When applied too heavily, reverb can be prone to washing out a mix and causing it to sound clouded and muddy. This is particularly true for reverbs that contain low frequency information. Reverb can also create the perception of a sound appearing to be further away, thus reducing its clarity. While this can be a useful technique to create contrast in mixes, lower frequencies can be more challenging for the human ear to determine, so the goal is often to increase bass’ clarity rather than decrease it.
Why reverb on bass DOES work
But what about the advantages of adding reverb to your bass? As with any other part of your track, reverb can add depth to your bass when used correctly. As mentioned above, this might not be desirable for short, plucky basses that you want to be tight and punchy. However, for legato style basses such as a Reese bass, reverb may help to create a sense of depth in your mix.

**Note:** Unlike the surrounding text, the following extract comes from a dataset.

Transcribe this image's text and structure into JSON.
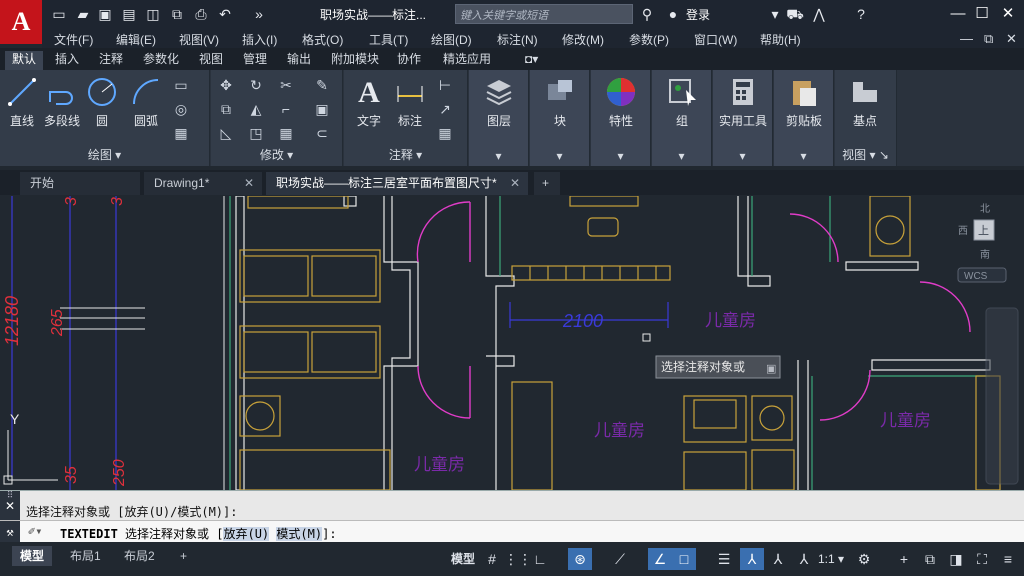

A common method of glueing tracks together during the mixing process is to use reverb on a return channel, allowing you to send varying amounts of different elements to the same reverb. Consider how a live band sounds in a music venue – every part of the sound is going to be subject to the same natural room acoustics, including the bass.
By the same token, subtly sending your bass along with other elements to a reverb return can help to incorporate it with other instruments in a natural and cohesive way.
Mixing techniques for reverb on bass
It is worth prefacing this section by saying that as with all music production concepts, there is no hard and fast rule to mixing reverb. And even if there was, rules are made to be broken, right? If something sounds good to you, go with it. Having said that, there are a number of tools and music production techniques that allow you to apply reverb to your bass in a controlled way that doesn’t completely trash your mix.
Many reverbs have an integrated EQ at the input of the effect which allows you to control which frequencies the reverb is applied to. Cutting the low frequencies on the way into the reverb means that the effect will be applied to only the upper frequencies and harmonics of the signal. This brings with it the advantages of applying reverb to bass, without the disadvantage of causing phase issues and muddiness.
It is worth noting that this technique will not work on bass sounds such as sub basses that have no upper harmonic content, as cutting the low frequencies will essentially remove all of the audio information.
Other reverbs contain controls that allow you to independently adjust the decay times of different frequencies, allowing you to have a shorter decay time for low frequencies and a longer decay time for higher frequencies.
In the case of FabFilter Pro-R, this is achieved with a separate parametric EQ control that sets a decay rate percentage of the full decay time. Valhalla’s VintageVerb works similarly, but has crossover and multiplier controls, so you can set the frequency below which the decay time will be multiplied, and how much it will be multiplied by. This additional control over your reverb decay times can help to avoid unhelpful clouding of your mixes, particularly at the lower end of the frequency spectrum.
Learn how best to use reverb
If you want an in-depth guide to reverb and how to apply it to your own tracks, check out Jono Buchanan’s full course The Science of Sound: Reverb.